This week we look for ways to rid our construction sites of bats and cats, an architect goes fishing for cooks and the search is on for a contractor to handle the Rugby World Cup anthems

Statistically speaking

Quentin Leiper, president of the Institution of Civil Engineers, admits he has been “neurotic” about statistics since boyhood. He has compiled a spreadsheet covering his year of presidency that shows he’s had 565 meetings, eaten 190 lunches, spoken to a total audience of 17,000 people, written more than 60,000 words on his blog, travelled 68,474 miles and spent 57 nights in hotels. He reckons he needs to plant 4.63 trees to offset his carbon footprint from hotels and air travel. Oh, and he’s put on 2lbs in weight as well.

Chef needed
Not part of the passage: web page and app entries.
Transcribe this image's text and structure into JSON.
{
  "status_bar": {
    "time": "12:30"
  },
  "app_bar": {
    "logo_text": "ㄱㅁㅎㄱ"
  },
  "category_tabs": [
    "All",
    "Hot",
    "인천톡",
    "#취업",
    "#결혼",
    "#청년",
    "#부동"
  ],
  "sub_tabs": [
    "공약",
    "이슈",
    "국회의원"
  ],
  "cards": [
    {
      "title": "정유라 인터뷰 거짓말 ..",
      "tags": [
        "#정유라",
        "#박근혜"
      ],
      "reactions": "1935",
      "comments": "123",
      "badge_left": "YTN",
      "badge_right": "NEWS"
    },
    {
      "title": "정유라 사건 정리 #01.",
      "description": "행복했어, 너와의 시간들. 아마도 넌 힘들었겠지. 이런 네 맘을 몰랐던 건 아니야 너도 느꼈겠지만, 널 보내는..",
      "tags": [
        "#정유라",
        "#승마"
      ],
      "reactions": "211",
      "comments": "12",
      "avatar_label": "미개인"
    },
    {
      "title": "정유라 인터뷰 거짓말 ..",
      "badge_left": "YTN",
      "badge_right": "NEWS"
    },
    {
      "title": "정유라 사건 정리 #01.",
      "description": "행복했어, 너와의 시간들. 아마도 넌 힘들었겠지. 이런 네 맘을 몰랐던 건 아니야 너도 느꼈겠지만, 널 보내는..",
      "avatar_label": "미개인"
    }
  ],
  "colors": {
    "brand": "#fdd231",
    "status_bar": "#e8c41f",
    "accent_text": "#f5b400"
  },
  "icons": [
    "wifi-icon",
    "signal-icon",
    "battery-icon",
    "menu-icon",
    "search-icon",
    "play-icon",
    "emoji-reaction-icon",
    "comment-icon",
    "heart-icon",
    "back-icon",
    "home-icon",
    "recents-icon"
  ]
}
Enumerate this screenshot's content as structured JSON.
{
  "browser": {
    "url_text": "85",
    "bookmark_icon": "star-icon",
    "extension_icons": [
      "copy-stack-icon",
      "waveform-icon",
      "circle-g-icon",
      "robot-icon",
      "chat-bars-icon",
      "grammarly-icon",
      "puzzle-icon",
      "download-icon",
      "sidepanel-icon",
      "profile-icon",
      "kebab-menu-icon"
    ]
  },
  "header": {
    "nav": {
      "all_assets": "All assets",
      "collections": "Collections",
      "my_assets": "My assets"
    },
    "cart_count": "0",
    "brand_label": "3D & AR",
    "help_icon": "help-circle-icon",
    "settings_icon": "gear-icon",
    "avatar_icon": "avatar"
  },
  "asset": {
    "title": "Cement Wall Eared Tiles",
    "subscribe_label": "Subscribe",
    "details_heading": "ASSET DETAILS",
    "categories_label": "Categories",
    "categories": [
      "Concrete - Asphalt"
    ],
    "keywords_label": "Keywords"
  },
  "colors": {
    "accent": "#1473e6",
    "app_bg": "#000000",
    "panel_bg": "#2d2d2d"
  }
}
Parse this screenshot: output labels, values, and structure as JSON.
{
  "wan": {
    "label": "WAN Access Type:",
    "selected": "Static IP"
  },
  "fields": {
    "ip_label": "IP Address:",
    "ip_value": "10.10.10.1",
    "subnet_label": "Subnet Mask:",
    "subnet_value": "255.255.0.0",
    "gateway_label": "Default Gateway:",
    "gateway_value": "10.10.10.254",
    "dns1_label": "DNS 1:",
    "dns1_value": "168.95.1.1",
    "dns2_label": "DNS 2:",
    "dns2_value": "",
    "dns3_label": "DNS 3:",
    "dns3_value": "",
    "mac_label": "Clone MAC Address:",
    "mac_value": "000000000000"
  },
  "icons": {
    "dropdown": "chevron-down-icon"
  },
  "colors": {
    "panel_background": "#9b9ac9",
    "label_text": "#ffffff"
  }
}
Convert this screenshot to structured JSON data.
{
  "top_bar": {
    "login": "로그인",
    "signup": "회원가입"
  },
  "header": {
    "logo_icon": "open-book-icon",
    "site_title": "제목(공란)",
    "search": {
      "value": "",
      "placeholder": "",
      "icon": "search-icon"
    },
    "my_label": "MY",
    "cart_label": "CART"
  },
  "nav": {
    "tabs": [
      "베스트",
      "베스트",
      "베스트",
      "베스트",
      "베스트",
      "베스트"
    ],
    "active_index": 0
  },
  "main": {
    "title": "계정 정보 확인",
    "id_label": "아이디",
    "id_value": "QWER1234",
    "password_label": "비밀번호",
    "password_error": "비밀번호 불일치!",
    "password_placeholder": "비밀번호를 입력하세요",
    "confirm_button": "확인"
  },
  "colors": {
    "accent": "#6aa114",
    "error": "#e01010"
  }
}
Calling all budding Jamie Olivers – London architect Squire and Partners is on the hunt for a chef. And, no, not for their canteen – the firm owns a restaurant called 6 St Chad’s Place, across the road from its King’s Cross headquarters. Apparently the current chef, under whom the restaurant has been thriving, is leaving to set up his own business. Squire is also marketing its first residential scheme off nearby Pentonville road. My sources tell me they might be open to a job and board deal for the new chef, so get those applications served up sharpish.

Even the score

So England have reached the Rugby World Cup final again. Which got me thinking. When the White Army were in this position in 2003, the national anthem was sung by one James Laing, who is a part of the construction family of the same name. So will any other contractors put forward a gifted scion to do the honours? McAlpine, O’Rourke and Wates – the Rugby Football Union awaits your call.

The claws are out

We all knew about the danger to fish, newts and even workers, but, until now, nobody picked up on the creatures most endangered by construction work on the 2012 Olympic sites: kittens. Animal rights campaigner Celia Hammond has sunk her claws into the Olympic Delivery Authority (ODA) for not letting her charity rescue feral cats from the areas earmarked for demolition. She says 143 felines have already been saved by a whisker, but that the ODA should stop pussyfooting around the issue. “If we’re not allowed on the site, who will do anything for the cats?” she asks. Time for wildcat strikes?

A’right Darling?

Chancellor Alistair Darling may have faced a lot of stick over last week’s mini-budget, but one discrepancy seemed to have slipped through the net. In a booklet entitled Meeting the Aspirations of the British People, Darling pledged to ensure a “lasting cultural and sporting legacy by fully funding the construction of the Olympics”. Really? Last time I looked, the budget was to be split between the government, the lottery and London taxpayers. A quick call to the Department for Culture, Media and Sport cleared things up: “What they’re getting at is that the government is the ultimate guarantor of the Games.” Which means it will hand over the £9.3bn only in the event of civil war …